Cricketer's autobiographies and other books can be an interesting sort of read. Their content seems to depend on the mood of the author at the time. They can sometime feel like they focus a bit too much on the controversies, and it's certainly the comments on controversies that get them publicity!
Now Cricinfo has some sort of a review of Graham Halbish's book (published in 2003). The very fact that a cricket administrator's inside story might be considered interesting is a bad sign, as sport stories rarely get taken off the field for good reasons. The review is interesting in that takes the international rifts described in the book, and paints a background of the longer term history between cricketing nations, England and India in particular. Just as Halbish and the Australian Cricket Board aligned themselves with the English in 1996, Australia is equated with England. I'm not sure that it shows the full picture.
In the many discussions about cricket, it becomes obvious that there are quite a few different perceptions of history. An Englishman might see his country as the founder of the game and an upholder of its spirit and traditions. He might think that in modern times those colonials, both rough, brash Australians and ambitious Indians, have at various times tried to take over with innovation backed by lots of money, and while it's fair enough to have them as equals in these days, there shouldn't be any superpowers in the modern game.
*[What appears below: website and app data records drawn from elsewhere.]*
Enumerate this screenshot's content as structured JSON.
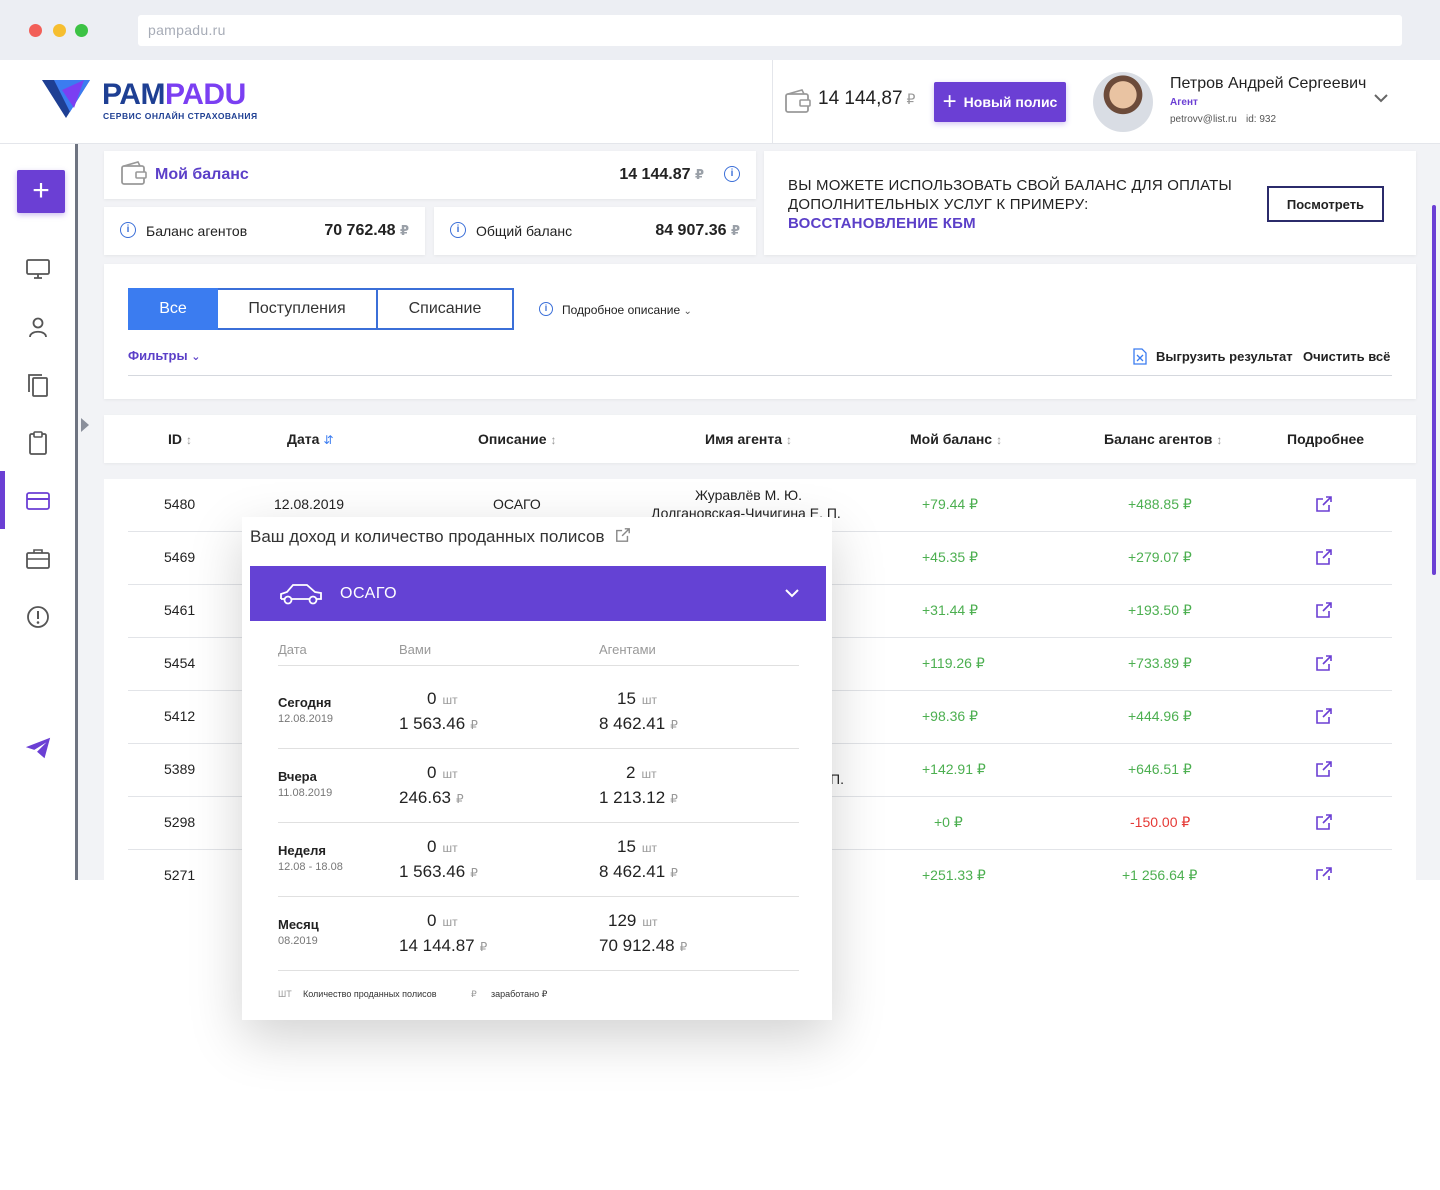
{
  "browser": {
    "url": "pampadu.ru"
  },
  "header": {
    "logo_pam": "PAM",
    "logo_padu": "PADU",
    "logo_sub": "СЕРВИС ОНЛАЙН СТРАХОВАНИЯ",
    "wallet_amount": "14 144,87",
    "wallet_currency": "₽",
    "new_policy": "Новый полис",
    "user_name": "Петров Андрей Сергеевич",
    "user_role": "Агент",
    "user_email": "petrovv@list.ru",
    "user_id": "id: 932"
  },
  "balance": {
    "my_label": "Мой баланс",
    "my_value": "14 144.87",
    "agents_label": "Баланс агентов",
    "agents_value": "70 762.48",
    "total_label": "Общий баланс",
    "total_value": "84 907.36",
    "currency": "₽"
  },
  "promo": {
    "line1": "ВЫ МОЖЕТЕ ИСПОЛЬЗОВАТЬ СВОЙ БАЛАНС ДЛЯ ОПЛАТЫ",
    "line2": "ДОПОЛНИТЕЛЬНЫХ УСЛУГ К ПРИМЕРУ:",
    "link": "ВОССТАНОВЛЕНИЕ КБМ",
    "button": "Посмотреть"
  },
  "filters": {
    "tabs": [
      "Все",
      "Поступления",
      "Списание"
    ],
    "detailed": "Подробное описание",
    "filters_label": "Фильтры",
    "export": "Выгрузить результат",
    "clear": "Очистить всё"
  },
  "table": {
    "columns": [
      "ID",
      "Дата",
      "Описание",
      "Имя агента",
      "Мой баланс",
      "Баланс агентов",
      "Подробнее"
    ],
    "rows": [
      {
        "id": "5480",
        "date": "12.08.2019",
        "desc": "ОСАГО",
        "agent1": "Журавлёв М. Ю.",
        "agent2": "Долгановская-Чичигина Е. П.",
        "my": "+79.44 ₽",
        "agents": "+488.85 ₽"
      },
      {
        "id": "5469",
        "my": "+45.35 ₽",
        "agents": "+279.07 ₽"
      },
      {
        "id": "5461",
        "my": "+31.44 ₽",
        "agents": "+193.50 ₽"
      },
      {
        "id": "5454",
        "my": "+119.26 ₽",
        "agents": "+733.89 ₽"
      },
      {
        "id": "5412",
        "my": "+98.36 ₽",
        "agents": "+444.96 ₽"
      },
      {
        "id": "5389",
        "agent_tail": "П.",
        "my": "+142.91 ₽",
        "agents": "+646.51 ₽"
      },
      {
        "id": "5298",
        "my": "+0 ₽",
        "agents": "-150.00 ₽"
      },
      {
        "id": "5271",
        "my": "+251.33 ₽",
        "agents": "+1 256.64 ₽"
      }
    ]
  },
  "popup": {
    "title": "Ваш доход и количество проданных полисов",
    "product": "ОСАГО",
    "col_date": "Дата",
    "col_you": "Вами",
    "col_agents": "Агентами",
    "unit": "шт",
    "currency": "₽",
    "rows": [
      {
        "label": "Сегодня",
        "date": "12.08.2019",
        "you_cnt": "0",
        "you_sum": "1 563.46",
        "ag_cnt": "15",
        "ag_sum": "8 462.41"
      },
      {
        "label": "Вчера",
        "date": "11.08.2019",
        "you_cnt": "0",
        "you_sum": "246.63",
        "ag_cnt": "2",
        "ag_sum": "1 213.12"
      },
      {
        "label": "Неделя",
        "date": "12.08 - 18.08",
        "you_cnt": "0",
        "you_sum": "1 563.46",
        "ag_cnt": "15",
        "ag_sum": "8 462.41"
      },
      {
        "label": "Месяц",
        "date": "08.2019",
        "you_cnt": "0",
        "you_sum": "14 144.87",
        "ag_cnt": "129",
        "ag_sum": "70 912.48"
      }
    ],
    "legend_unit": "ШТ",
    "legend_unit_text": "Количество проданных полисов",
    "legend_cur": "₽",
    "legend_cur_text": "заработано ₽"
  },
  "colors": {
    "accent": "#6b3fd4",
    "blue": "#3b7cf0",
    "positive": "#4caf50",
    "negative": "#e53935"
  }
}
One Indian view might be that the English have been the imperial overlords, controlling cricket as they controlled their empire and looking down on those outside the establishment. The Australians are usually considered a ruder part of this establishment, being Anglo-Saxon and having played the English a long time before India received a similar status. Any Australian influence on or off the field is seen simply as a continuation of the colonial rule, and the suggestion is that the white countries need to both give the Asians an equal voice and see the size and importance of Indian cricket for what it is, so that it finally takes its rightful place.
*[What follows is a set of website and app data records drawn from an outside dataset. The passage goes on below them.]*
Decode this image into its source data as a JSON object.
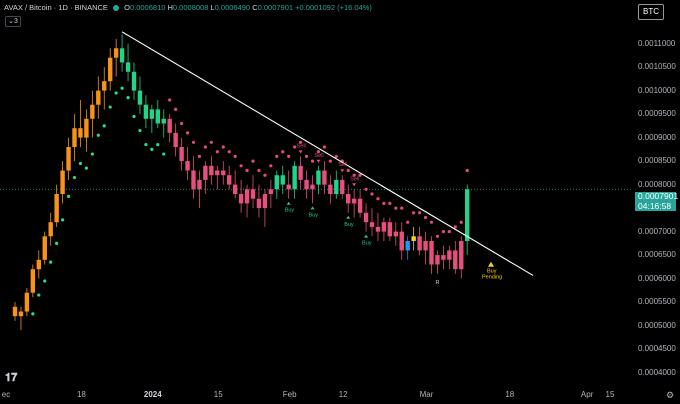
{
  "header": {
    "symbol": "AVAX / Bitcoin · 1D · BINANCE",
    "o_label": "O",
    "o_value": "0.0006810",
    "h_label": "H",
    "h_value": "0.0008008",
    "l_label": "L",
    "l_value": "0.0006490",
    "c_label": "C",
    "c_value": "0.0007901",
    "change": "+0.0001092 (+16.04%)",
    "collapse_count": "3"
  },
  "currency_badge": "BTC",
  "last_price": {
    "value": "0.0007901",
    "countdown": "04:16:58"
  },
  "colors": {
    "up": "#26a69a",
    "down": "#ef5350",
    "bull_candle": "#22d38a",
    "bear_candle": "#e64f7e",
    "early_candle": "#f7931a",
    "trend_dot_up": "#1ee38c",
    "trend_dot_down": "#e84a74",
    "trendline": "#ffffff",
    "sell": "#e64f7e",
    "buy": "#26d07c",
    "pending": "#f5d21d",
    "dotted_line": "#26a69a"
  },
  "chart_data": {
    "type": "candlestick",
    "y_ticks": [
      "0.0011000",
      "0.0010500",
      "0.0010000",
      "0.0009500",
      "0.0009000",
      "0.0008500",
      "0.0008000",
      "0.0007500",
      "0.0007000",
      "0.0006500",
      "0.0006000",
      "0.0005500",
      "0.0005000",
      "0.0004500",
      "0.0004000"
    ],
    "x_ticks": [
      {
        "label": "ec",
        "bold": false
      },
      {
        "label": "18",
        "bold": false
      },
      {
        "label": "2024",
        "bold": true
      },
      {
        "label": "15",
        "bold": false
      },
      {
        "label": "Feb",
        "bold": false
      },
      {
        "label": "12",
        "bold": false
      },
      {
        "label": "Mar",
        "bold": false
      },
      {
        "label": "18",
        "bold": false
      },
      {
        "label": "Apr",
        "bold": false
      },
      {
        "label": "15",
        "bold": false
      }
    ],
    "ylim": [
      0.00038,
      0.00118
    ],
    "candles": [
      [
        0.00054,
        0.00055,
        0.00051,
        0.00052,
        "o"
      ],
      [
        0.00052,
        0.00054,
        0.00049,
        0.00053,
        "o"
      ],
      [
        0.00053,
        0.00058,
        0.00052,
        0.00057,
        "o"
      ],
      [
        0.00057,
        0.00063,
        0.00056,
        0.00062,
        "o"
      ],
      [
        0.00062,
        0.00066,
        0.0006,
        0.00064,
        "o"
      ],
      [
        0.00064,
        0.0007,
        0.00063,
        0.00069,
        "o"
      ],
      [
        0.00069,
        0.00074,
        0.00067,
        0.00072,
        "o"
      ],
      [
        0.00072,
        0.0008,
        0.00071,
        0.00078,
        "o"
      ],
      [
        0.00078,
        0.00085,
        0.00076,
        0.00083,
        "o"
      ],
      [
        0.00083,
        0.0009,
        0.00081,
        0.00088,
        "o"
      ],
      [
        0.00088,
        0.00095,
        0.00085,
        0.00092,
        "o"
      ],
      [
        0.00092,
        0.00098,
        0.00088,
        0.0009,
        "o"
      ],
      [
        0.0009,
        0.00096,
        0.00087,
        0.00094,
        "o"
      ],
      [
        0.00094,
        0.001,
        0.0009,
        0.00097,
        "o"
      ],
      [
        0.00097,
        0.00103,
        0.00094,
        0.001,
        "o"
      ],
      [
        0.001,
        0.00105,
        0.00096,
        0.00102,
        "o"
      ],
      [
        0.00102,
        0.00109,
        0.001,
        0.00107,
        "o"
      ],
      [
        0.00107,
        0.00111,
        0.00103,
        0.00109,
        "o"
      ],
      [
        0.00109,
        0.00112,
        0.00104,
        0.00106,
        "g"
      ],
      [
        0.00106,
        0.0011,
        0.00102,
        0.00104,
        "g"
      ],
      [
        0.00104,
        0.00106,
        0.00098,
        0.001,
        "g"
      ],
      [
        0.001,
        0.00103,
        0.00095,
        0.00097,
        "g"
      ],
      [
        0.00097,
        0.00099,
        0.00092,
        0.00094,
        "g"
      ],
      [
        0.00094,
        0.00097,
        0.00091,
        0.00096,
        "g"
      ],
      [
        0.00096,
        0.00098,
        0.00092,
        0.00093,
        "g"
      ],
      [
        0.00093,
        0.00096,
        0.0009,
        0.00094,
        "g"
      ],
      [
        0.00094,
        0.00095,
        0.00089,
        0.00091,
        "r"
      ],
      [
        0.00091,
        0.00093,
        0.00086,
        0.00088,
        "r"
      ],
      [
        0.00088,
        0.0009,
        0.00083,
        0.00085,
        "r"
      ],
      [
        0.00085,
        0.00088,
        0.00081,
        0.00083,
        "r"
      ],
      [
        0.00083,
        0.00086,
        0.00077,
        0.00079,
        "r"
      ],
      [
        0.00079,
        0.00083,
        0.00075,
        0.00081,
        "r"
      ],
      [
        0.00081,
        0.00085,
        0.00078,
        0.00084,
        "r"
      ],
      [
        0.00084,
        0.00086,
        0.0008,
        0.00082,
        "r"
      ],
      [
        0.00082,
        0.00084,
        0.00079,
        0.00083,
        "r"
      ],
      [
        0.00083,
        0.00085,
        0.0008,
        0.00082,
        "r"
      ],
      [
        0.00082,
        0.00084,
        0.00079,
        0.0008,
        "r"
      ],
      [
        0.0008,
        0.00083,
        0.00077,
        0.00078,
        "r"
      ],
      [
        0.00078,
        0.00081,
        0.00074,
        0.00076,
        "r"
      ],
      [
        0.00076,
        0.0008,
        0.00073,
        0.00079,
        "r"
      ],
      [
        0.00079,
        0.00082,
        0.00075,
        0.00077,
        "r"
      ],
      [
        0.00077,
        0.0008,
        0.00073,
        0.00075,
        "r"
      ],
      [
        0.00075,
        0.00079,
        0.00071,
        0.00078,
        "r"
      ],
      [
        0.00078,
        0.00081,
        0.00075,
        0.00079,
        "r"
      ],
      [
        0.00079,
        0.00083,
        0.00077,
        0.00082,
        "g"
      ],
      [
        0.00082,
        0.00084,
        0.00078,
        0.0008,
        "g"
      ],
      [
        0.0008,
        0.00083,
        0.00077,
        0.00079,
        "r"
      ],
      [
        0.00079,
        0.00085,
        0.00077,
        0.00084,
        "g"
      ],
      [
        0.00084,
        0.00086,
        0.00079,
        0.00081,
        "r"
      ],
      [
        0.00081,
        0.00083,
        0.00077,
        0.00079,
        "r"
      ],
      [
        0.00079,
        0.00082,
        0.00076,
        0.0008,
        "r"
      ],
      [
        0.0008,
        0.00084,
        0.00078,
        0.00083,
        "g"
      ],
      [
        0.00083,
        0.00085,
        0.00078,
        0.0008,
        "r"
      ],
      [
        0.0008,
        0.00082,
        0.00076,
        0.00078,
        "r"
      ],
      [
        0.00078,
        0.00083,
        0.00077,
        0.00081,
        "g"
      ],
      [
        0.00081,
        0.00082,
        0.00077,
        0.00078,
        "r"
      ],
      [
        0.00078,
        0.0008,
        0.00074,
        0.00076,
        "r"
      ],
      [
        0.00076,
        0.00079,
        0.00073,
        0.00077,
        "r"
      ],
      [
        0.00077,
        0.00079,
        0.00073,
        0.00074,
        "r"
      ],
      [
        0.00074,
        0.00076,
        0.0007,
        0.00072,
        "r"
      ],
      [
        0.00072,
        0.00075,
        0.00069,
        0.00071,
        "r"
      ],
      [
        0.00071,
        0.00074,
        0.00068,
        0.0007,
        "r"
      ],
      [
        0.0007,
        0.00073,
        0.00068,
        0.00072,
        "r"
      ],
      [
        0.00072,
        0.00073,
        0.00068,
        0.00069,
        "r"
      ],
      [
        0.00069,
        0.00072,
        0.00067,
        0.0007,
        "r"
      ],
      [
        0.0007,
        0.00072,
        0.00064,
        0.00066,
        "r"
      ],
      [
        0.00066,
        0.00069,
        0.00064,
        0.00068,
        "b"
      ],
      [
        0.00068,
        0.00071,
        0.00066,
        0.00069,
        "y"
      ],
      [
        0.00069,
        0.00071,
        0.00065,
        0.00066,
        "r"
      ],
      [
        0.00066,
        0.0007,
        0.00063,
        0.00068,
        "r"
      ],
      [
        0.00068,
        0.00069,
        0.00061,
        0.00063,
        "r"
      ],
      [
        0.00063,
        0.00066,
        0.00061,
        0.00065,
        "r"
      ],
      [
        0.00065,
        0.00067,
        0.00062,
        0.00064,
        "r"
      ],
      [
        0.00064,
        0.00067,
        0.00062,
        0.00066,
        "r"
      ],
      [
        0.00066,
        0.00068,
        0.00061,
        0.00062,
        "r"
      ],
      [
        0.00062,
        0.00069,
        0.0006,
        0.00068,
        "r"
      ],
      [
        0.00068,
        0.0008,
        0.00065,
        0.00079,
        "g"
      ]
    ],
    "trend_line": {
      "from": [
        18,
        0.001125
      ],
      "to": [
        79,
        0.000628
      ]
    },
    "last_price_line": 0.0007901,
    "signals": [
      {
        "text": "Sell",
        "i": 48,
        "side": "sell"
      },
      {
        "text": "Sell",
        "i": 51,
        "side": "sell"
      },
      {
        "text": "Sell",
        "i": 55,
        "side": "sell"
      },
      {
        "text": "Sell",
        "i": 57,
        "side": "sell"
      },
      {
        "text": "Buy",
        "i": 46,
        "side": "buy"
      },
      {
        "text": "Buy",
        "i": 50,
        "side": "buy"
      },
      {
        "text": "Buy",
        "i": 56,
        "side": "buy"
      },
      {
        "text": "Buy",
        "i": 59,
        "side": "buy"
      },
      {
        "text": "R",
        "i": 71,
        "side": "r"
      },
      {
        "text": "Buy",
        "i": 80,
        "side": "pending"
      },
      {
        "text": "Pending",
        "i": 80,
        "side": "pending"
      }
    ]
  }
}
An Australian with a sense of cricket history might see his nation as the underdogs that are continually taking on the establishment, playing hard to make their mark on the field even when they couldn't do so elsewhere. It started with games against England led by the aristocracy, including a master of gamesmanship known as a gentlemen solely because he didn't need income from the game. While one of the biggest steps towards highly paid players with the game driven by tv income happened in Australia, he might see the same struggle continued with the new power-brokers on the subcontinent.
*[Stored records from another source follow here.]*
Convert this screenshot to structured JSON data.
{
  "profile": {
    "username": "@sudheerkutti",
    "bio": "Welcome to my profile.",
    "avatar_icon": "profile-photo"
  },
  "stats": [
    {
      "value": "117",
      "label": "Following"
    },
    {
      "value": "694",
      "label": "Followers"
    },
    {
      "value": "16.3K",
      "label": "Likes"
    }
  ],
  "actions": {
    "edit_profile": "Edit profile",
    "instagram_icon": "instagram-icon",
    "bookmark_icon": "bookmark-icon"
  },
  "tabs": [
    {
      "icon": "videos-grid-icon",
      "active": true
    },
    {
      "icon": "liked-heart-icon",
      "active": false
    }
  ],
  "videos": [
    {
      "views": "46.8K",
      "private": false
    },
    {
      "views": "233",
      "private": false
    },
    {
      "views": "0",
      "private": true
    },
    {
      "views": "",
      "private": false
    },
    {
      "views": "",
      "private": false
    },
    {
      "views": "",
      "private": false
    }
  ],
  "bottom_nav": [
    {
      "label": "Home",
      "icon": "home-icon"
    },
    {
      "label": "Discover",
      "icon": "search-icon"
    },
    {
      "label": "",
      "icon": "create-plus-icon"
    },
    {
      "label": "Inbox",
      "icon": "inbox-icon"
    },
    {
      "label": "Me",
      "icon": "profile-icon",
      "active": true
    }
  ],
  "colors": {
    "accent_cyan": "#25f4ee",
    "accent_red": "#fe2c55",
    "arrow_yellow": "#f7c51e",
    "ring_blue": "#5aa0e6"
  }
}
There is some truth in all of these views. However, they cannot be the whole story, even viewing them together. Apart from the flaws or omissions in each and the fact that each nation has as many perspectives as it has citizens, an approach to history and current situation of the game worldwide can never be about two blocs or even three nations. We need something beyond all this.